Life term for man who shot, wounded son of ex-Taiwanese vice-president
Earlier verdict overturned for gunman who wounded son of ex-Taiwanese vice-president
A gunman who shot and wounded the son of former Taiwanese vice-president Lien Chan two years ago was yesterday sentenced to life in prison.
The Taiwan High Court overturned the verdict a district court reached on Lin Cheng-wei in May and the 24-year jail sentence it imposed. But it stopped short of saying if the incident was politically motivated as Lien's son, Sean Lien Sheng-wen, had insisted. Lin claimed he mistook Sean Lien for county councillor Chen Hung-yuan, who owed him money.
On the eve of local government elections on November 26, 2010, Lin went to Chen's re-election campaign rally in New Taipei city. He fired at Lien - who had been invited to stump for Chen - as Lien was speaking at the rally. The bullet went through Lien's face and killed a bystander, Huang Yun-sheng.
The incident reminded people of the mysterious election eve shooting of former president Chen Shui-bian during his campaign in 2004. Chen, slightly wounded in the stomach by a bullet, was re-elected for a second term - a result his contender Lien Chan claimed was due to sympathy votes.
Sean Lien recovered from his wounds but insisted he had been targeted, as he said he heard the assailant cursing him in his name while he struggled to prevent him firing another shot.
"If it was a mistake, why would he shout my name," a friend of Lien quoted him as saying.
At the district court trial, the judges found Lin guilty of attempted murder and negligent manslaughter.

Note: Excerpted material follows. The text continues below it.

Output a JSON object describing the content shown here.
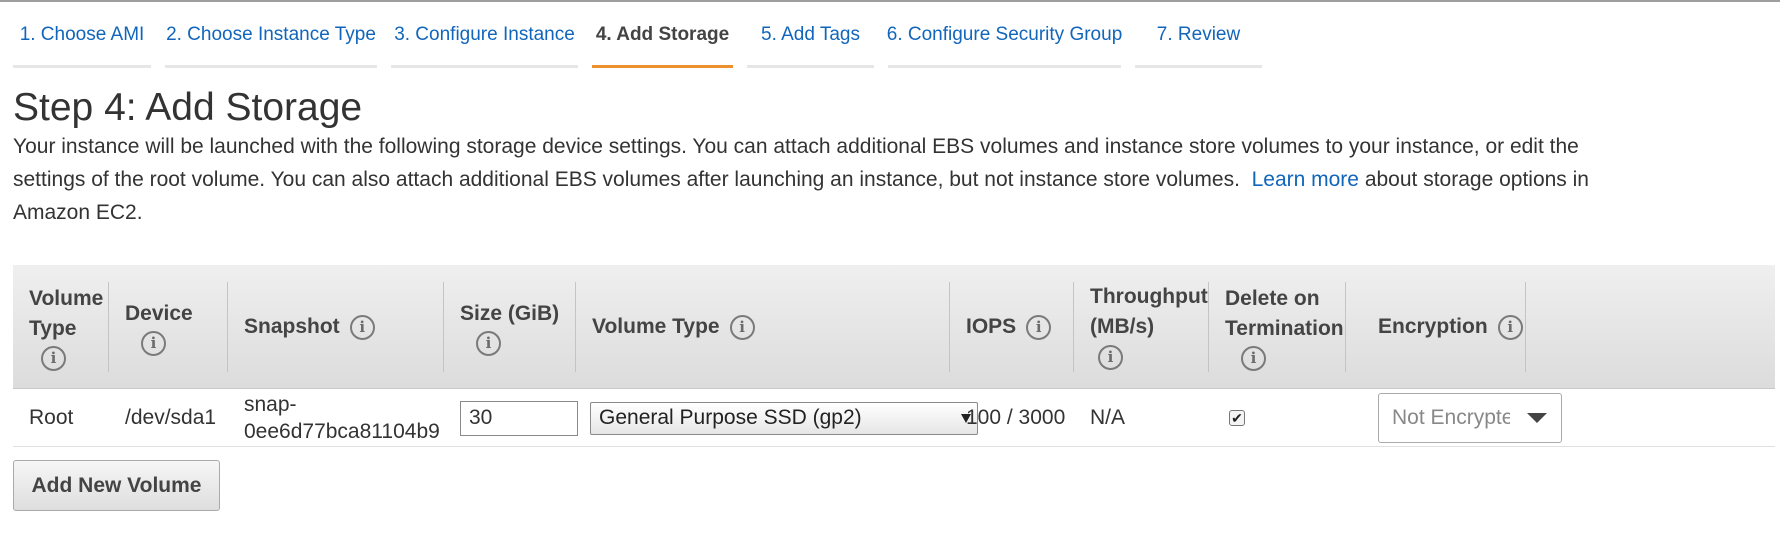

The high court upheld the attempted murder count but substituted the negligent manslaughter conviction with murder.
According to the high court, Lin harboured a real intention to kill, as shown by his attempt to fire another shot at Lien without any regard to the possibility of hurting others, even when he was overpowered by police.
It found Lin showed no remorse over the shooting and had failed to offer a face-to-face apology to Lien. Lien said that, despite the life sentence, the court failed to explain whether the incident was politically motivated.
Lien said the Investigation Bureau conducted a lie-detector test on Lin and this showed that Lin had lied about what he told the judges. "Why didn't the high court accept the lie-detector result as evidence?" he said.
The court did not respond to Lien's comment.
Lin is expected to appeal.